Shamoon, the rarely seen but destructive malware that was used to wipe Saudi Aramco's servers in 2012, may be back in play, according to Chronicle, Alphabet's cybersecurity arm. Shamoon, an information-stealing malware that also includes a destructive module, renders infected systems useless by overwriting the Master Boot Record (MBR), the partition tables, and most of the files with random data. Once overwritten, the data are not recoverable. There are only three known times Shamoon variants have been used in the wild with the Saudi incident the most famous. The Shamoon disk-wiping malware has received a major upgrade and now features a ransomware module, along with support for both 32-bit and 64-bit architectures according to researchers. Shamoon, also known as Disttrack, first spotted in 2012, is one of today's most notorious malware families, even if one of the rarest. Because of the highly destructive functionality of the Shamoon “Wiper” module, an organization infected with the malware could experience operational impacts including loss of intellectual property (IP) and disruption of critical systems.
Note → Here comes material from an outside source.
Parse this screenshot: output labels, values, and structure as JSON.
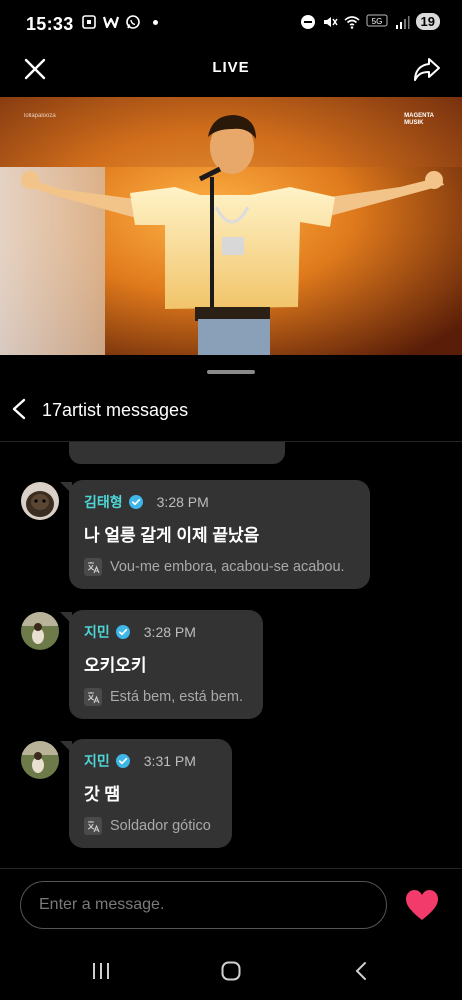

Actual impact to organizations varies, depending on the type and number of systems impacted.
Release Date: 12th December 2018
Target OS: Windows 98, Windows 95, Windows XP, Windows Server 2008, Windows 7, Windows Me, Windows Vista, Windows NT, Windows Server 2003, Windows 2000
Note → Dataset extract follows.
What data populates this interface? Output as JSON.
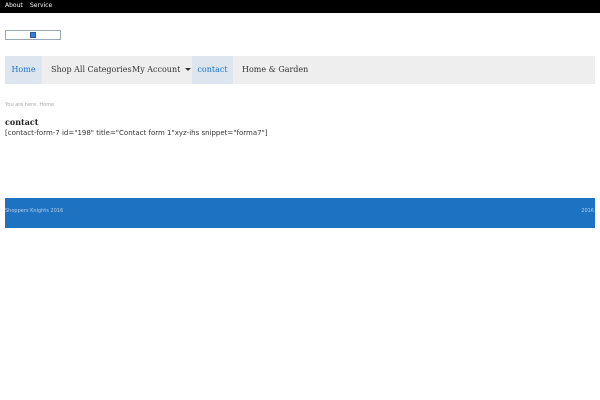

Distribution Method: Via Trojan installation and password stealing.
Discovered By: Chronicle, Alphabet's cybersecurity arm